These were pics I took when I was selling a guitar, so I wanted everything in focus. They were shot at ISO 100, f/11, and a 10 second shutter speed in the natural light I had to work with that day - light filtering through my windows in the living room. I didn't put the guitar in direct sunlight. I didn't want glare.

Set the camera on a delayed shutter or use a remote shutter release in order to avoid shaking the camera while pressing the shutter button and introducing some camera shake into the image. I don't remember if I used a release or delayed shutter on these, but it was one or the other.

A larger aperture (lower f/stop) will give you a shallower depth of field - an "artsy" looking blur in the background. These were handheld at ISO 200, f/5.6, 1/40 sec shutter, and I used a flash bounced off the ceiling to avoid a harsh glare from a direct flash.

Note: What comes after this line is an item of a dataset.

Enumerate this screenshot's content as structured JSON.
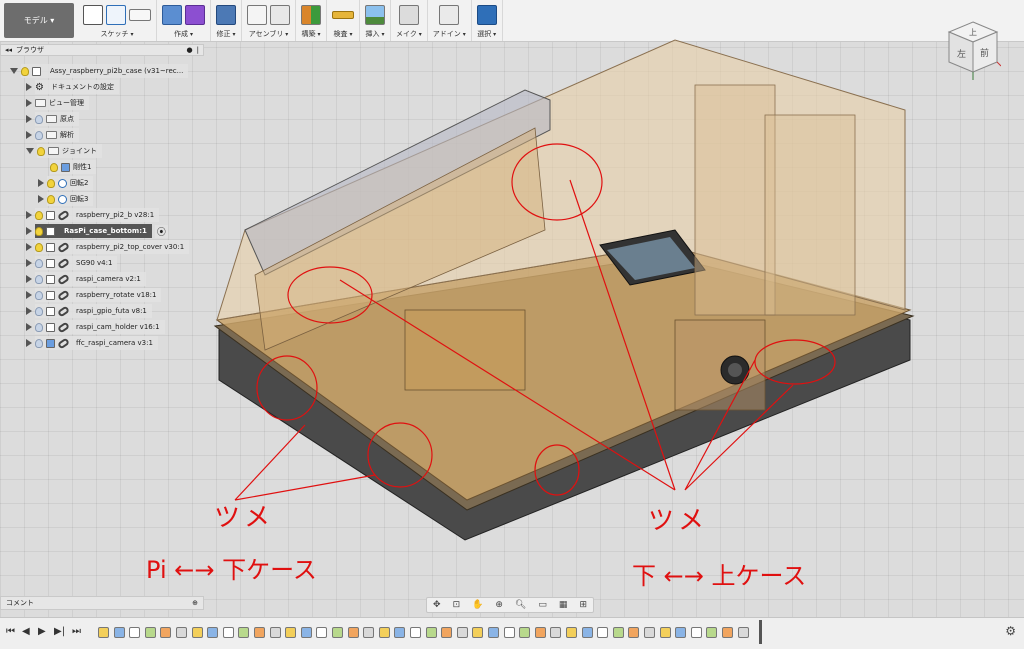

This one was lit only by the fire in my fireplace. It was a nice warm glow, but not a lot of light. ISO 100, f/6.3, and a 30 second shutter - on a tripod, obviously.

There are lots of ways to skin a cat. :)